[Items from an interface collection]
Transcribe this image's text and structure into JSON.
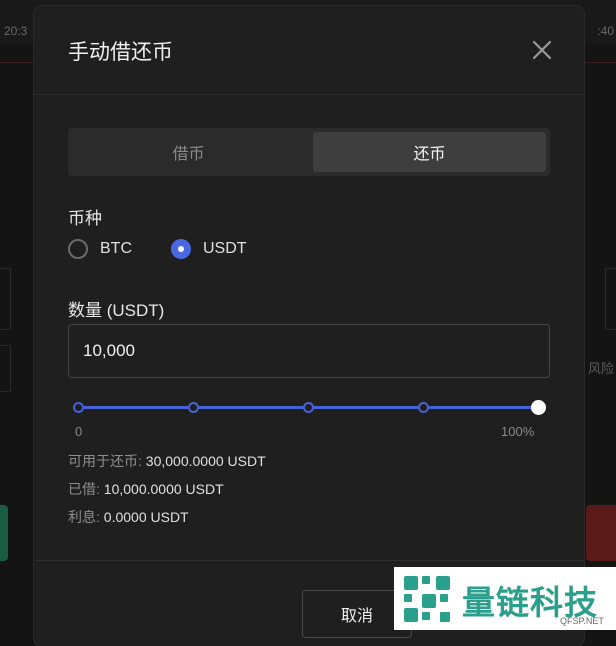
{
  "background": {
    "time_left": "20:3",
    "time_right": ":40",
    "right_text": "风险"
  },
  "modal": {
    "title": "手动借还币",
    "tabs": [
      {
        "label": "借币",
        "active": false
      },
      {
        "label": "还币",
        "active": true
      }
    ],
    "coin_label": "币种",
    "coins": [
      {
        "label": "BTC",
        "selected": false
      },
      {
        "label": "USDT",
        "selected": true
      }
    ],
    "amount_label": "数量 (USDT)",
    "amount_value": "10,000",
    "slider": {
      "min_label": "0",
      "max_label": "100%",
      "value_percent": 100,
      "marks": [
        0,
        25,
        50,
        75,
        100
      ]
    },
    "info": {
      "available_key": "可用于还币:",
      "available_value": "30,000.0000 USDT",
      "borrowed_key": "已借:",
      "borrowed_value": "10,000.0000 USDT",
      "interest_key": "利息:",
      "interest_value": "0.0000 USDT"
    },
    "cancel_label": "取消"
  },
  "watermark": {
    "name": "量链科技",
    "sub": "QFSP.NET"
  },
  "colors": {
    "accent": "#4663d6",
    "modal_bg": "#1f1f1f",
    "watermark": "#2aa08c"
  }
}
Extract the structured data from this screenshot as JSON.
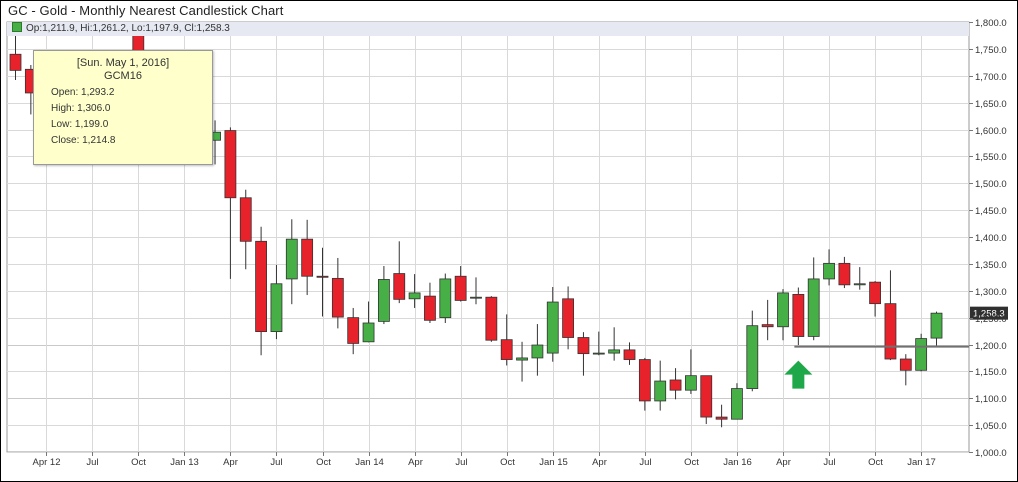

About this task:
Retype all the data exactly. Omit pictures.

Result:
Transcribe this image's text and structure into JSON.
{
  "background": {
    "time_left": "20:3",
    "time_right": ":40",
    "right_text": "风险"
  },
  "modal": {
    "title": "手动借还币",
    "tabs": [
      {
        "label": "借币",
        "active": false
      },
      {
        "label": "还币",
        "active": true
      }
    ],
    "coin_label": "币种",
    "coins": [
      {
        "label": "BTC",
        "selected": false
      },
      {
        "label": "USDT",
        "selected": true
      }
    ],
    "amount_label": "数量 (USDT)",
    "amount_value": "10,000",
    "slider": {
      "min_label": "0",
      "max_label": "100%",
      "value_percent": 100,
      "marks": [
        0,
        25,
        50,
        75,
        100
      ]
    },
    "info": {
      "available_key": "可用于还币:",
      "available_value": "30,000.0000 USDT",
      "borrowed_key": "已借:",
      "borrowed_value": "10,000.0000 USDT",
      "interest_key": "利息:",
      "interest_value": "0.0000 USDT"
    },
    "cancel_label": "取消"
  },
  "watermark": {
    "name": "量链科技",
    "sub": "QFSP.NET"
  },
  "colors": {
    "accent": "#4663d6",
    "modal_bg": "#1f1f1f",
    "watermark": "#2aa08c"
  }
}
Extract the structured data from this screenshot as JSON.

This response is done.